→ How to complete this task
Retype all the data word for word.

→ Given information
- - -

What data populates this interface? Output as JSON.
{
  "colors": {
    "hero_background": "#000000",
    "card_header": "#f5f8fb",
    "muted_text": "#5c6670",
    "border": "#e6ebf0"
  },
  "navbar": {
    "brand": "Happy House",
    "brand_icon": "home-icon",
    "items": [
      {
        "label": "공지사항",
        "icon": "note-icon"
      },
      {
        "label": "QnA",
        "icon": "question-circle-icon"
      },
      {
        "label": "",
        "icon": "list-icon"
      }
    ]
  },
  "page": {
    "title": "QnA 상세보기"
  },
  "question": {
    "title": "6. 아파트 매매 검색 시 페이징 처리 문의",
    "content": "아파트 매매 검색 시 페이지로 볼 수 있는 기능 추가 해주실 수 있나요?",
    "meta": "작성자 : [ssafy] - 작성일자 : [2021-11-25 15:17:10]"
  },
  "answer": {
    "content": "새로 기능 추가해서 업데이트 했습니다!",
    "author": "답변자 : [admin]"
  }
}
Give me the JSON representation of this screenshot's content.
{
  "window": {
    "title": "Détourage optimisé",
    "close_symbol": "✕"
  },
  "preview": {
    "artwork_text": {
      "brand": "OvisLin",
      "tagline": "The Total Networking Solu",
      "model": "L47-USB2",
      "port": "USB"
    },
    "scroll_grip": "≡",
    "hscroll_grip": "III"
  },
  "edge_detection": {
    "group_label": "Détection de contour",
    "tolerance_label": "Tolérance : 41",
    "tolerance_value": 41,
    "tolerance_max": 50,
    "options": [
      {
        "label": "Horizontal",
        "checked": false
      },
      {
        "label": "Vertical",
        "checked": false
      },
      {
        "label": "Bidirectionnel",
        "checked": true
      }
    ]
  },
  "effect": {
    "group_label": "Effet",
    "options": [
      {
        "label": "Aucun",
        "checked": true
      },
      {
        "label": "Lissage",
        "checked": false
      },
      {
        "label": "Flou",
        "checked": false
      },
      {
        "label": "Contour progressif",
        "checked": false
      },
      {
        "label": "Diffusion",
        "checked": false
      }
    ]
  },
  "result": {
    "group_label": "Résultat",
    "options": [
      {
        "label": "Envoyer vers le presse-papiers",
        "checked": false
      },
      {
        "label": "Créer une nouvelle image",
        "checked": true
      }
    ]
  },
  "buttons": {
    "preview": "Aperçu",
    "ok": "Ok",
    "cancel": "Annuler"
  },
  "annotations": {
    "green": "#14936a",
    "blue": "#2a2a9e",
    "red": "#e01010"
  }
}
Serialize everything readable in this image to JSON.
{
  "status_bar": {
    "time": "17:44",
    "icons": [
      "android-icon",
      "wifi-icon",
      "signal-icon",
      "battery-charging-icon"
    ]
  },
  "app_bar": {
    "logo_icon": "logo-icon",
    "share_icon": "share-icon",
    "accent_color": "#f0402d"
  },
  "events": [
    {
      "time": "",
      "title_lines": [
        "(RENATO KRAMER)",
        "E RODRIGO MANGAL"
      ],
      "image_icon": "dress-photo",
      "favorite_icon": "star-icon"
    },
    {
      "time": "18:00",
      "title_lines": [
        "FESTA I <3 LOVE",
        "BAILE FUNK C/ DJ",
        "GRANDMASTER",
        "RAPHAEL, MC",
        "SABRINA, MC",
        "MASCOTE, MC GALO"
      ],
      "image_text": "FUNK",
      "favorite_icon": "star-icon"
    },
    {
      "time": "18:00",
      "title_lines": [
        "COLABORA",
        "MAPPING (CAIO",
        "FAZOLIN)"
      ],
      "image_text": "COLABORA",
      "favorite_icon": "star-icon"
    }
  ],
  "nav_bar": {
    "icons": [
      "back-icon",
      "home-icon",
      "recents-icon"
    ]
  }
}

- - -

→ Written reply
What data populates this interface? Output as JSON.
{
  "colors": {
    "hero_background": "#000000",
    "card_header": "#f5f8fb",
    "muted_text": "#5c6670",
    "border": "#e6ebf0"
  },
  "navbar": {
    "brand": "Happy House",
    "brand_icon": "home-icon",
    "items": [
      {
        "label": "공지사항",
        "icon": "note-icon"
      },
      {
        "label": "QnA",
        "icon": "question-circle-icon"
      },
      {
        "label": "",
        "icon": "list-icon"
      }
    ]
  },
  "page": {
    "title": "QnA 상세보기"
  },
  "question": {
    "title": "6. 아파트 매매 검색 시 페이징 처리 문의",
    "content": "아파트 매매 검색 시 페이지로 볼 수 있는 기능 추가 해주실 수 있나요?",
    "meta": "작성자 : [ssafy] - 작성일자 : [2021-11-25 15:17:10]"
  },
  "answer": {
    "content": "새로 기능 추가해서 업데이트 했습니다!",
    "author": "답변자 : [admin]"
  }
}
Give me the JSON representation of this screenshot's content.
{
  "window": {
    "title": "Détourage optimisé",
    "close_symbol": "✕"
  },
  "preview": {
    "artwork_text": {
      "brand": "OvisLin",
      "tagline": "The Total Networking Solu",
      "model": "L47-USB2",
      "port": "USB"
    },
    "scroll_grip": "≡",
    "hscroll_grip": "III"
  },
  "edge_detection": {
    "group_label": "Détection de contour",
    "tolerance_label": "Tolérance : 41",
    "tolerance_value": 41,
    "tolerance_max": 50,
    "options": [
      {
        "label": "Horizontal",
        "checked": false
      },
      {
        "label": "Vertical",
        "checked": false
      },
      {
        "label": "Bidirectionnel",
        "checked": true
      }
    ]
  },
  "effect": {
    "group_label": "Effet",
    "options": [
      {
        "label": "Aucun",
        "checked": true
      },
      {
        "label": "Lissage",
        "checked": false
      },
      {
        "label": "Flou",
        "checked": false
      },
      {
        "label": "Contour progressif",
        "checked": false
      },
      {
        "label": "Diffusion",
        "checked": false
      }
    ]
  },
  "result": {
    "group_label": "Résultat",
    "options": [
      {
        "label": "Envoyer vers le presse-papiers",
        "checked": false
      },
      {
        "label": "Créer une nouvelle image",
        "checked": true
      }
    ]
  },
  "buttons": {
    "preview": "Aperçu",
    "ok": "Ok",
    "cancel": "Annuler"
  },
  "annotations": {
    "green": "#14936a",
    "blue": "#2a2a9e",
    "red": "#e01010"
  }
}
Serialize everything readable in this image to JSON.
{
  "status_bar": {
    "time": "17:44",
    "icons": [
      "android-icon",
      "wifi-icon",
      "signal-icon",
      "battery-charging-icon"
    ]
  },
  "app_bar": {
    "logo_icon": "logo-icon",
    "share_icon": "share-icon",
    "accent_color": "#f0402d"
  },
  "events": [
    {
      "time": "",
      "title_lines": [
        "(RENATO KRAMER)",
        "E RODRIGO MANGAL"
      ],
      "image_icon": "dress-photo",
      "favorite_icon": "star-icon"
    },
    {
      "time": "18:00",
      "title_lines": [
        "FESTA I <3 LOVE",
        "BAILE FUNK C/ DJ",
        "GRANDMASTER",
        "RAPHAEL, MC",
        "SABRINA, MC",
        "MASCOTE, MC GALO"
      ],
      "image_text": "FUNK",
      "favorite_icon": "star-icon"
    },
    {
      "time": "18:00",
      "title_lines": [
        "COLABORA",
        "MAPPING (CAIO",
        "FAZOLIN)"
      ],
      "image_text": "COLABORA",
      "favorite_icon": "star-icon"
    }
  ],
  "nav_bar": {
    "icons": [
      "back-icon",
      "home-icon",
      "recents-icon"
    ]
  }
}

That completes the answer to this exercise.